Guitarist Ben Porter stepped in after Jon Keller re-located to Nashville, and Andy Pauquette took up bass duties after C. Ray Harvey had to drop out because of work conflicts. They’re joined by Kyle Morris (pedal steel); Brett Gilpin (keyboards) and John Ross (drums).
In addition, the tracks “Television Mama” and “Wholesaler” feature Bart Helms on accordion and, on the latter track, Lynsey Rae on vocals. Pat Borton plays upright bass on a few songs, and the album closes with the ballad “I Will Go Where You Go,” a duet with Sunny Taylor.
Ben Porter also served as producer on American Music, with Gilpin helping out as engineer, two tasks Miles used to perform himself that he was happy to turn over to people more experienced. “I really wanted to put an album out on vinyl, and I thought well, if I’m going to do that, I want it to sound as good as it can possibly sound,” Miles says. “Ben has a lot of knowledge about proper recording techniques, so he really helped us. Everything we recorded, we would spend a good couple hours just trying to get the right mic placement on the guitar, the right preamp set for the microphone. I was not used to that. Usually, I would just set up a mic, and if the levels weren’t peaking I thought that we were good, but there’s a lot more to it than that.”
Describing American Music as “upbeat” wouldn’t be accurate — in the tradition of a lot of older country and folk artists, Miles’ lyrics tend towards darker imagery, and often deal with betrayal and despair. But there is an energy here that’s different from some of Miles more recent work; maybe it comes from the band arrangements, or the full production… I ask Miles if maybe it’s my imagination. “No, I wanted this be more of a celebratory album and have more of an upbeat feel, and I wanted it to be more accessible to people,” he says. “Lyrically, I think I just… well, certain writers tend to be a little more dark than others. But I do enjoy the energy on the album.”
American Music officially drops on July 24, and a video for “Burn You to the Ground” (directed by Lucas Carter) will be available soon. Their relationship with Crash Avenue has already yielded some great reviews from a few music blogs and other publications (it’ll be the feature album on AOL’s music site Spinner feature the week of July 24), and Miles and the rest of The Illegitimate Sons are hopeful that the extra buzz will lead to something more. “I’ve been at this for a long time, and I wanted to see what would happen,” Miles says of signing on with Crash Avenue. “We already know what happens when you don’t.”

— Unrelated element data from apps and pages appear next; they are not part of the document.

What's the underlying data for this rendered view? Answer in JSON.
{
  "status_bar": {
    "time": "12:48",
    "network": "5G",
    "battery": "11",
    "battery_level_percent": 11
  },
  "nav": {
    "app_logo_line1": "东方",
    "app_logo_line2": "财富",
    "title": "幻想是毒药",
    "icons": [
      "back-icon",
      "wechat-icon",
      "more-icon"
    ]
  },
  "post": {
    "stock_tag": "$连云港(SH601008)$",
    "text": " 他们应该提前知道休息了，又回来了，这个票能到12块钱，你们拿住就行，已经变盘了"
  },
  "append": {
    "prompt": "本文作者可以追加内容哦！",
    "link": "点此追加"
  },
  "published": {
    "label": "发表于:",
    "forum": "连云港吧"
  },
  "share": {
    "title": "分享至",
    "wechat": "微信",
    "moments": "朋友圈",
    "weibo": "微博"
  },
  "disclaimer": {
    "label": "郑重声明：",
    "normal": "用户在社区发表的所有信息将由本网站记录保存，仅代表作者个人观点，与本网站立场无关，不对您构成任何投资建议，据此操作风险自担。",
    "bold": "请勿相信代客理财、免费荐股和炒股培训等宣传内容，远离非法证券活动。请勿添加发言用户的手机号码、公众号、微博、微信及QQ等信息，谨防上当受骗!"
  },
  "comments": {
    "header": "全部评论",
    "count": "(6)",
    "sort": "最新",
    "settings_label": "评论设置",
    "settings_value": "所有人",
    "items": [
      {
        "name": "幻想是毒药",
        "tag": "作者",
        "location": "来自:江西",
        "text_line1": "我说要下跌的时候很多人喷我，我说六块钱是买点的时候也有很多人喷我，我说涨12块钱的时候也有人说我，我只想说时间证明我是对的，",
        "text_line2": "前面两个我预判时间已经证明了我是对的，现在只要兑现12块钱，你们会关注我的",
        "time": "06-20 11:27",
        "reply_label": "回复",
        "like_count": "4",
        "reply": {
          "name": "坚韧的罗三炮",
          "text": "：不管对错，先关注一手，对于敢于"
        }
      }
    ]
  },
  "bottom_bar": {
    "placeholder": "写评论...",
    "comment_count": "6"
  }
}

American Music comes out July 24. To hear tracks from American Music visit theillegitimatesons01.bandcamp.com and theillegitimatesons.com.